Just as Millet advises, many ultra-athletes embark on arduous training runs. The former Cosmopolitan-selected 2011 Montana Bachelor of the Year, Casey “Dov” Weinman, is one of them. Weinman’s hometown of Eugene, Oregon, is unofficially, the City Where Everyone Runs.
“I’ve always been a product of my landscape, and western Montana re-molded a runner more keen to run up mountains than around ovals,” Weinman said.
When asked where he finds his “third gear,” Weinman said, “The only gear I have left is ‘mountain gear,’ and it isn’t a particularly fast one.”
The transition from 800-meter races to 100-mile races was a product of “self-awareness,” Weinman says. He ran half a mile in a 1:51.93 for the University of Montana track team in his college days. Yet, he struggled to get through cross-country seasons healthy. “I became a better listener to what my body needed in order to manage long days and big climbs,” Weinman said. He left his watch at home and ran for hours until the trail loop brought him home. “That mind-body trust develops — then all the distances become imaginable.”
What spurs ultrarunners to cross the finish line?
“I know, worst-case scenario, there is a start and finish to my pain,” Kooiman said. “I can justify it.” The word “retirement” doesn’t exist in the 44-year-old’s dictionary. “I will run as long as I can, until I can’t.”
Weinman attributes every one of his ultrarace finishes to a mantra he draws from Lewis Caroll’s “Alice’s Adventures in Wonderland,” as stated by the King of Hearts:
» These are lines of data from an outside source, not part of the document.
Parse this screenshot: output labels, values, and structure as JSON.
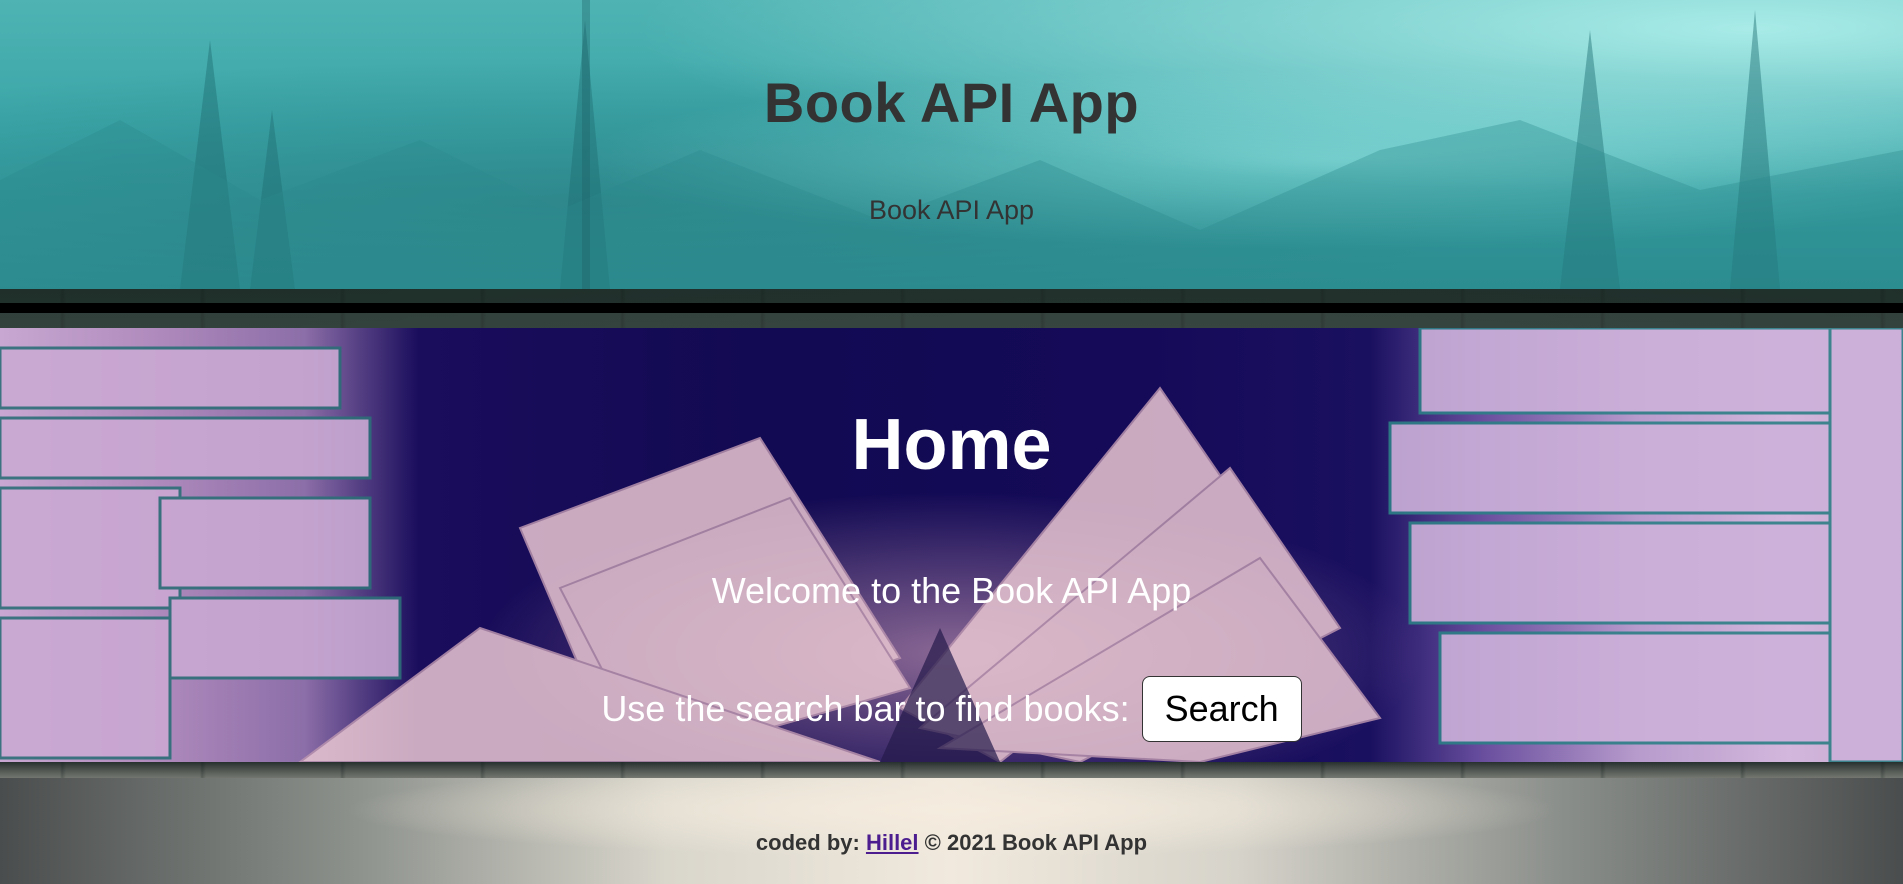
{
  "header": {
    "title": "Book API App",
    "subtitle": "Book API App"
  },
  "main": {
    "heading": "Home",
    "welcome": "Welcome to the Book API App",
    "search_prompt": "Use the search bar to find books:",
    "search_button_label": "Search"
  },
  "footer": {
    "prefix": "coded by:",
    "author_link": "Hillel",
    "suffix": "© 2021 Book API App"
  },
  "colors": {
    "header_bg": "#3aa5a7",
    "heading_text": "#333333",
    "main_text": "#ffffff",
    "link": "#4b1d8f"
  }
}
“Begin at the beginning … and go on till you come to the end: then stop.”